Room 423  Tobin Hall
Refreshments will be served

If cognitive and emotional differences exist between groups e.g. Conservatives and Liberals, Protestants and Catholics, Palestinians and Israelis, how can we use our knowledge of these differences to foster greater understanding between them ?  Can such differences be modified? How can the insights gained from our research prove helpful in the quest for more effective communication across group and party lines? Can a greater understanding of group differences, help us in having more productive cross-group debates.  Mari Fitzduff will start the discussion by recounting group cognitive and emotional differences encountered in her work in Northern Ireland and how these influenced conflict resolution practices and programs within the region.
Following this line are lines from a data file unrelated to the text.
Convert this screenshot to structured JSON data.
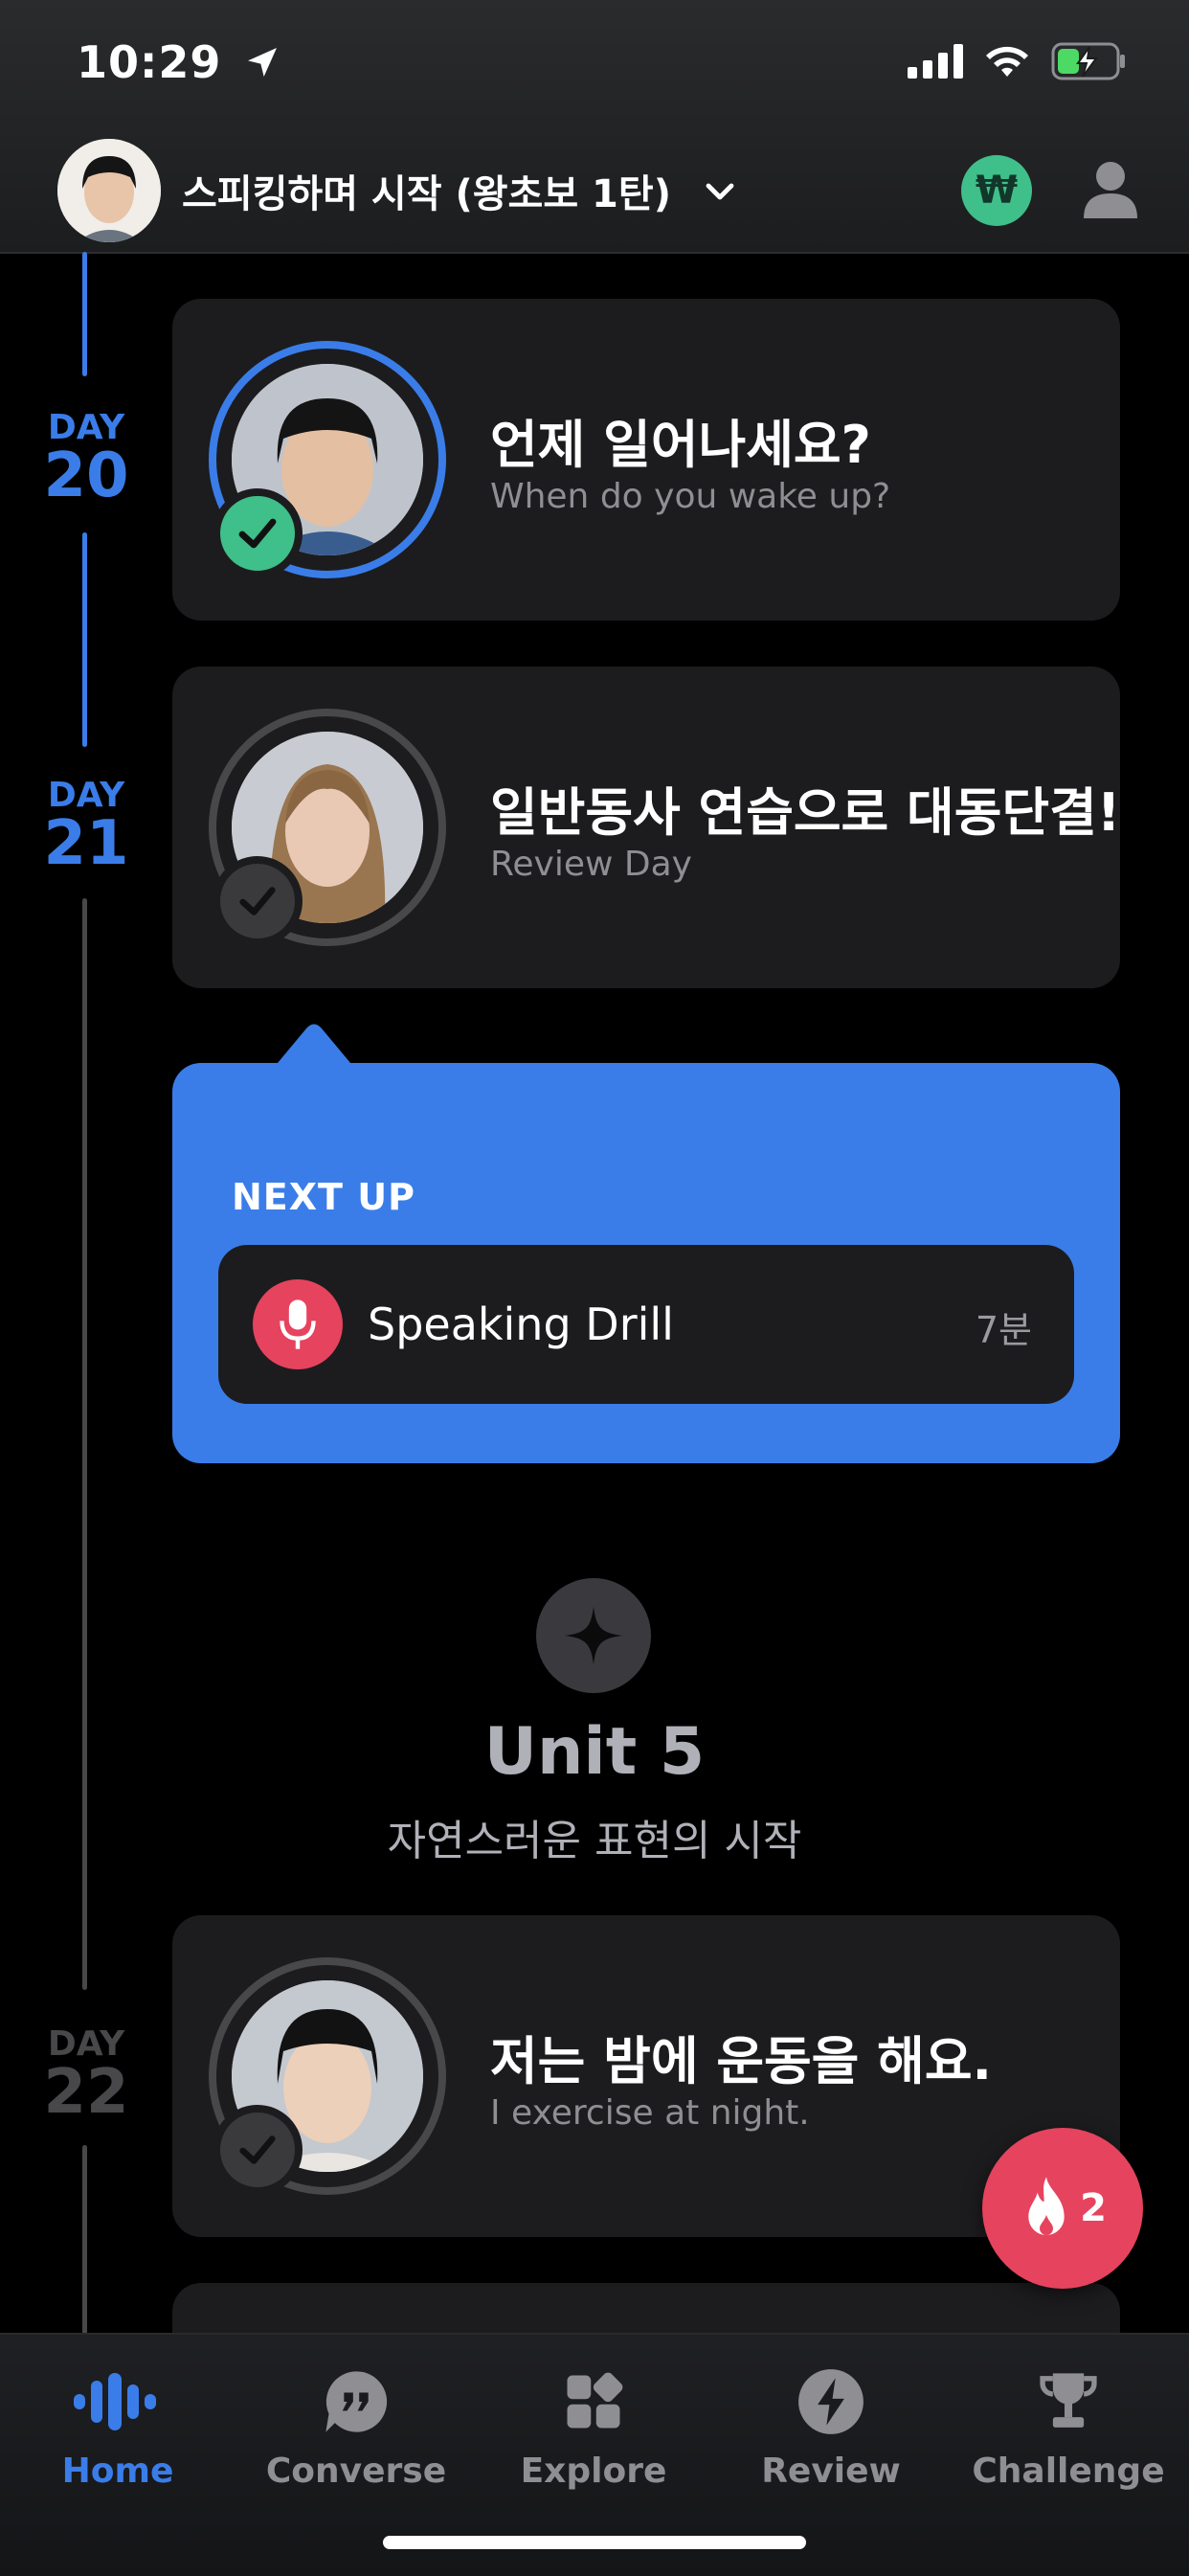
{
  "status_bar": {
    "time": "10:29"
  },
  "header": {
    "course_title": "스피킹하며 시작 (왕초보 1탄)",
    "coin_symbol": "₩"
  },
  "timeline": [
    {
      "day_label": "DAY",
      "day_number": "20",
      "title": "언제 일어나세요?",
      "subtitle": "When do you wake up?",
      "completed": true
    },
    {
      "day_label": "DAY",
      "day_number": "21",
      "title": "일반동사 연습으로 대동단결!",
      "subtitle": "Review Day",
      "completed": false
    },
    {
      "day_label": "DAY",
      "day_number": "22",
      "title": "저는 밤에 운동을 해요.",
      "subtitle": "I exercise at night.",
      "completed": false
    }
  ],
  "next_up": {
    "label": "NEXT UP",
    "activity": "Speaking Drill",
    "duration": "7분"
  },
  "unit": {
    "title": "Unit 5",
    "subtitle": "자연스러운 표현의 시작"
  },
  "streak": {
    "count": "2"
  },
  "tabs": [
    {
      "label": "Home",
      "icon": "waveform-icon",
      "active": true
    },
    {
      "label": "Converse",
      "icon": "quote-bubble-icon",
      "active": false
    },
    {
      "label": "Explore",
      "icon": "grid-icon",
      "active": false
    },
    {
      "label": "Review",
      "icon": "lightning-icon",
      "active": false
    },
    {
      "label": "Challenge",
      "icon": "trophy-icon",
      "active": false
    }
  ],
  "colors": {
    "accent": "#3a7de9",
    "success": "#3fbf8a",
    "streak": "#e6435e",
    "card": "#1c1c1e"
  }
}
Mari Fitzduff is a professor and the founding director of the International Masters program in Coexistence and Conflict, at The Heller School, Brandeis University, USA. Previously she was Chair of Conflict Studies at Ulster University in Northern Ireland where she directed a United Nations international research center. She was the founding Chief Executive of the Northern Ireland Community Relations Council, which focused on developing and funding policy and practice programs on conflict resolution in Northern Ireland.  She has worked extensively with international and national organizations on issues of conflict in Africa, Asia, Europe and the Americas, and has published five books on issues of conflict and peacebuilding including Fitzduff, M and Stout, C: (Eds) (2006) The Psychology of Resolving Global Conflicts: From War to Peace. 3 Vols. ‘ published by Praegar Press. Her latest book, Public Policies in Shared Societies, will be published by Palgrave MacMillan in September 2013.

To view the PowerPoint presentation, click on the image above.

Date: 

Monday, November 18, 2013 - 15:30

Speaker: 

Mari Fitzduff

Sponsor: 

Sponsored by UMass Psychology of Peace and Violence Program and the Public Education for Peacebuilding Support Initiative of the United States Institute of Peace (USIP).

Image: 

Mari Fitzduff